Document each inspection, noting any maintenance or repair work performed. Detailed records provide evidence that you are proactively addressing the property’s condition.

Address Issues Promptly

If you discover issues during inspections, such as broken windows, damaged doors, or signs of unauthorized entry, address them immediately. Quick action demonstrates your commitment to maintaining the property and can prevent violations that may lead to fines.

3. Secure Windows and Doors

In addition to boarding up the property, secure all windows and doors to further prevent unauthorized access and comply with code enforcement regulations.

Install Deadbolts and Locks

Install deadbolts and locks on all exterior doors. Reinforce weak points to deter break-ins and ensure the property remains secure.

Window Security

Consider using window security film or bars to reinforce windows. These measures discourage vandalism and unlawful entry, reducing the risk of code enforcement violations.

4. Maintain Exterior Appearance

A well-maintained exterior not only enhances the property’s visual appeal but also prevents potential code enforcement violations related to property aesthetics.

Lawn and Landscaping

Keep the lawn mowed and landscaping tidy. Overgrown vegetation can create an unsightly appearance and attract unwanted attention from code enforcement.

Paint and Repairs

Address peeling paint, damaged siding, and other exterior issues promptly. Maintaining the property’s curb appeal reflects positively on your commitment to keeping the property in good condition.

5. Adhere to Local Regulations

Familiarize yourself with your local municipality’s codes and regulations regarding vacant properties. Each jurisdiction may have specific requirements that you must follow to avoid fines.

Vacant Property Registration

Some cities require owners of vacant properties to register them with the local government. Failure to register a vacant property can result in fines.

Safety Requirements

Ensure that your property meets safety standards set by local codes.

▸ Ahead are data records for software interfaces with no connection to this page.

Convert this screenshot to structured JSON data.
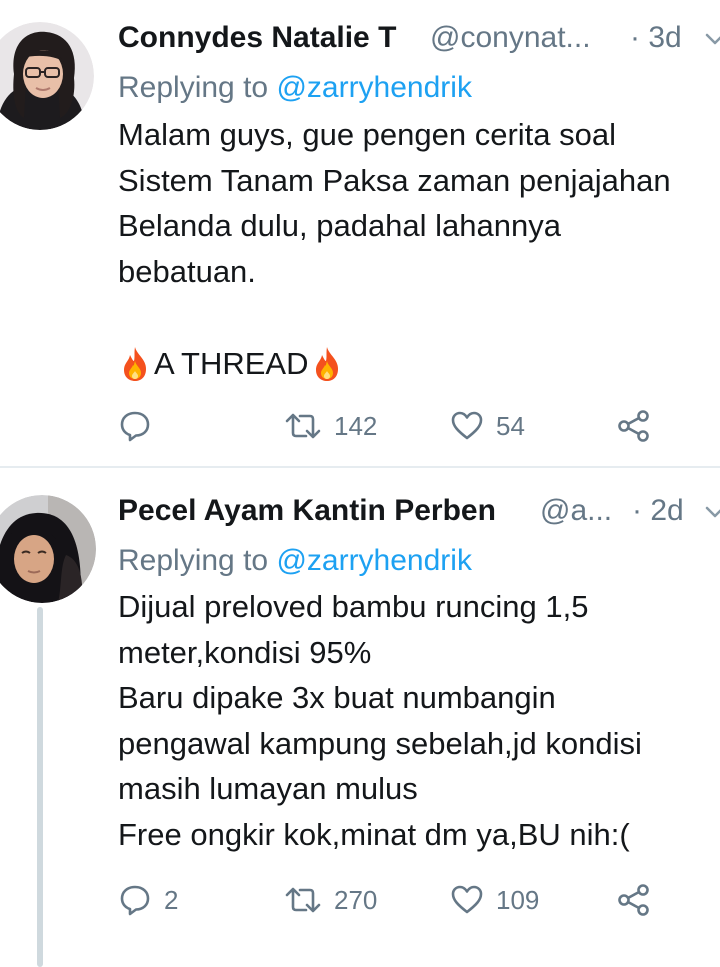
{
  "tweets": [
    {
      "name": "Connydes Natalie T",
      "handle": "@conynat...",
      "time": "· 3d",
      "replying_prefix": "Replying to",
      "replying_to": "@zarryhendrik",
      "body_lines": [
        "Malam guys, gue pengen cerita soal",
        "Sistem Tanam Paksa zaman penjajahan",
        "Belanda dulu, padahal lahannya",
        "bebatuan."
      ],
      "thread_label": "A THREAD",
      "thread_emoji": "fire-emoji",
      "actions": {
        "reply_count": "",
        "retweet_count": "142",
        "like_count": "54"
      }
    },
    {
      "name": "Pecel Ayam Kantin Perben",
      "handle": "@a...",
      "time": "· 2d",
      "replying_prefix": "Replying to",
      "replying_to": "@zarryhendrik",
      "body_lines": [
        "Dijual preloved bambu runcing 1,5",
        "meter,kondisi 95%",
        "Baru dipake 3x buat numbangin",
        "pengawal kampung sebelah,jd kondisi",
        "masih lumayan mulus",
        "Free ongkir kok,minat dm ya,BU nih:("
      ],
      "actions": {
        "reply_count": "2",
        "retweet_count": "270",
        "like_count": "109"
      }
    }
  ],
  "icons": [
    "reply-icon",
    "retweet-icon",
    "like-icon",
    "share-icon",
    "more-caret-icon"
  ],
  "colors": {
    "text": "#14171a",
    "secondary": "#657786",
    "mention": "#1da1f2",
    "divider": "#e6ecf0",
    "thread_line": "#cfd9de"
  }
}
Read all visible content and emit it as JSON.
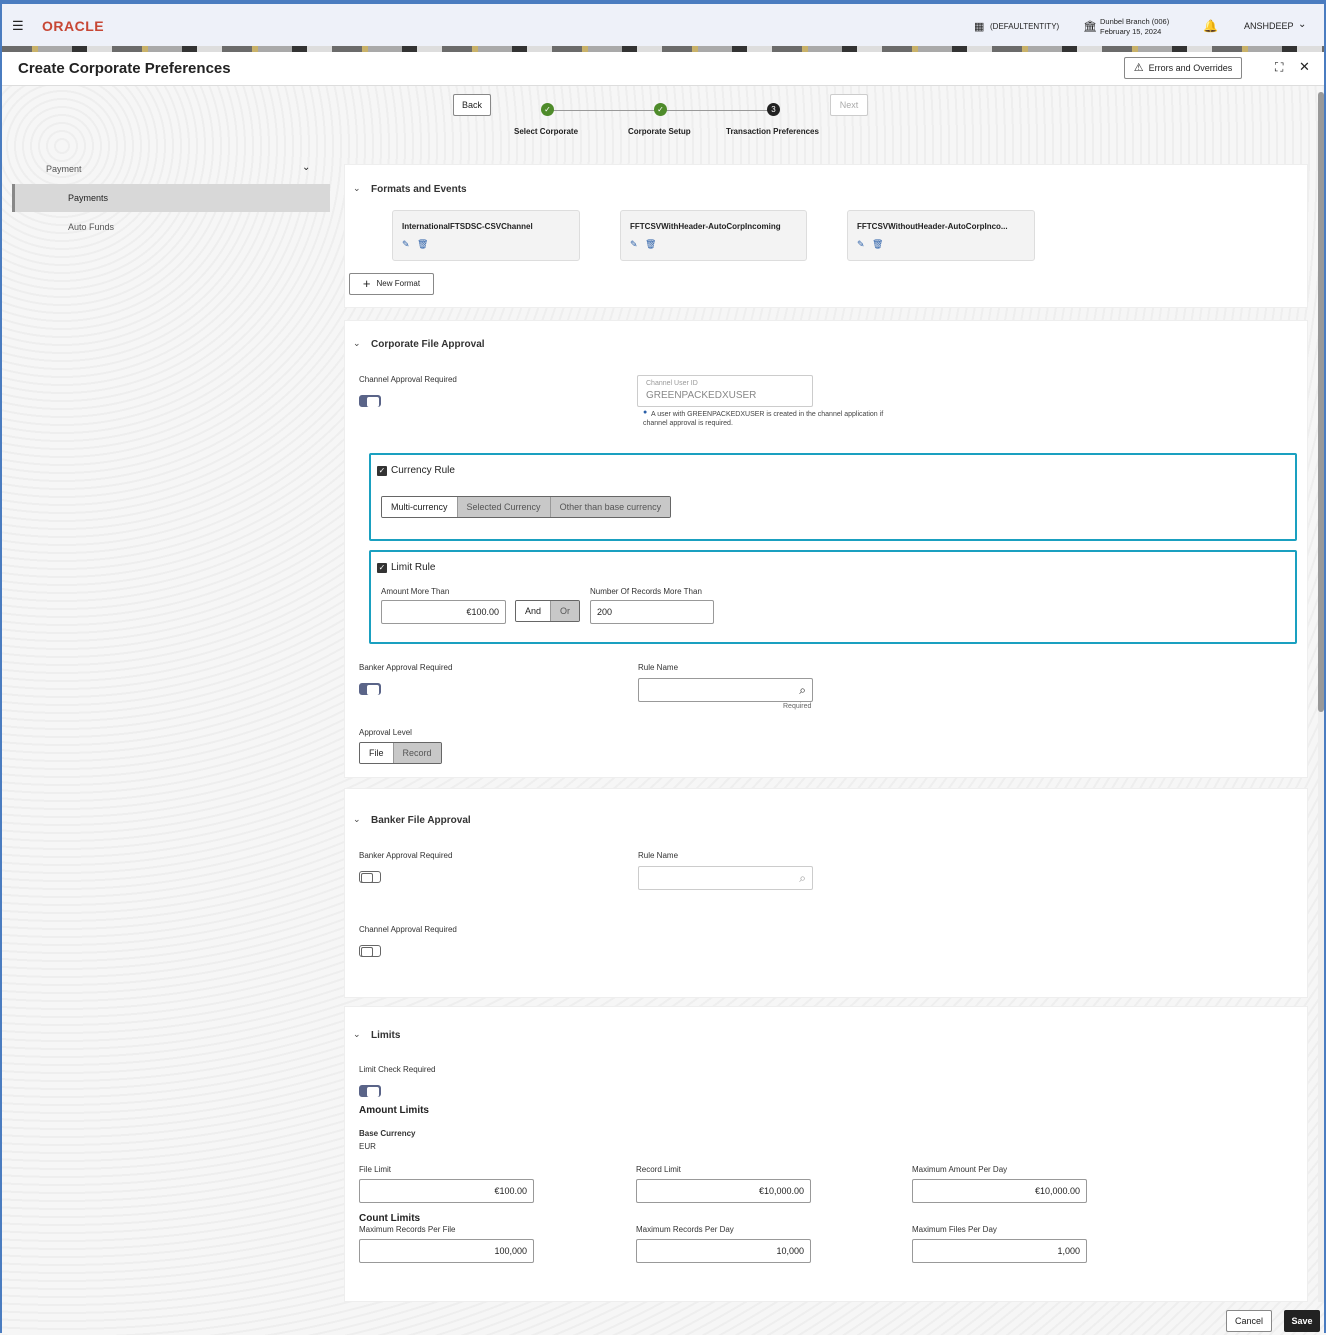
{
  "header": {
    "logo": "ORACLE",
    "entity": "(DEFAULTENTITY)",
    "branch": "Dunbel Branch (006)",
    "date": "February 15, 2024",
    "user": "ANSHDEEP"
  },
  "page": {
    "title": "Create Corporate Preferences",
    "errors_button": "Errors and Overrides"
  },
  "wizard": {
    "back": "Back",
    "next": "Next",
    "steps": [
      {
        "label": "Select Corporate",
        "state": "done"
      },
      {
        "label": "Corporate Setup",
        "state": "done"
      },
      {
        "label": "Transaction Preferences",
        "state": "current",
        "number": "3"
      }
    ]
  },
  "sidebar": {
    "group": "Payment",
    "items": [
      {
        "label": "Payments",
        "selected": true
      },
      {
        "label": "Auto Funds",
        "selected": false
      }
    ]
  },
  "formats": {
    "title": "Formats and Events",
    "cards": [
      "InternationalFTSDSC-CSVChannel",
      "FFTCSVWithHeader-AutoCorpIncoming",
      "FFTCSVWithoutHeader-AutoCorpInco..."
    ],
    "new_format": "New Format"
  },
  "corp_approval": {
    "title": "Corporate File Approval",
    "channel_approval_label": "Channel Approval Required",
    "channel_approval_on": true,
    "channel_user_label": "Channel User ID",
    "channel_user_value": "GREENPACKEDXUSER",
    "info": "A user with GREENPACKEDXUSER is created in the channel application if channel approval is required.",
    "currency_rule": {
      "label": "Currency Rule",
      "checked": true,
      "options": [
        "Multi-currency",
        "Selected Currency",
        "Other than base currency"
      ],
      "selected": "Multi-currency"
    },
    "limit_rule": {
      "label": "Limit Rule",
      "checked": true,
      "amount_label": "Amount More Than",
      "amount": "€100.00",
      "and": "And",
      "or": "Or",
      "selected": "And",
      "records_label": "Number Of Records More Than",
      "records": "200"
    },
    "banker_approval_label": "Banker Approval Required",
    "banker_approval_on": true,
    "rule_name_label": "Rule Name",
    "rule_name_value": "",
    "required": "Required",
    "approval_level_label": "Approval Level",
    "approval_levels": [
      "File",
      "Record"
    ],
    "approval_level_selected": "File"
  },
  "banker_approval": {
    "title": "Banker File Approval",
    "banker_label": "Banker Approval Required",
    "banker_on": false,
    "rule_name_label": "Rule Name",
    "channel_label": "Channel Approval Required",
    "channel_on": false
  },
  "limits": {
    "title": "Limits",
    "check_label": "Limit Check Required",
    "check_on": true,
    "amount_limits": "Amount Limits",
    "base_currency_label": "Base Currency",
    "base_currency": "EUR",
    "file_limit_label": "File Limit",
    "file_limit": "€100.00",
    "record_limit_label": "Record Limit",
    "record_limit": "€10,000.00",
    "max_amount_day_label": "Maximum Amount Per Day",
    "max_amount_day": "€10,000.00",
    "count_limits": "Count Limits",
    "max_rec_file_label": "Maximum Records Per File",
    "max_rec_file": "100,000",
    "max_rec_day_label": "Maximum Records Per Day",
    "max_rec_day": "10,000",
    "max_files_day_label": "Maximum Files Per Day",
    "max_files_day": "1,000"
  },
  "footer": {
    "cancel": "Cancel",
    "save": "Save"
  }
}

This might include requirements for fire safety, structural stability, and more.

6. Consider Professional Property Management

If managing a vacant property becomes overwhelming, consider hiring a professional property management company. Property managers are well-versed in local regulations and can help you navigate code enforcement requirements while maintaining the property on your behalf.

7. Stay Informed and Communicate

Stay informed about changes to local codes and regulations that could impact your vacant property. Open communication with your local code enforcement office can also provide valuable insights into compliance expectations.

Conclusion

Preventing code enforcement fines for owning a vacant property requires a combination of proactive measures and vigilance. Boarding up the property serves as a crucial first step in safeguarding the premises, deterring unauthorized access, and maintaining compliance with local regulations. By incorporating regular inspections, securing windows and doors, maintaining the exterior, adhering to local codes, and considering professional management, you can effectively mitigate the risk of fines and demonstrate your commitment to responsible property ownership. Remember that taking these steps not only protects your investment but also contributes positively to the overall well-being of the community.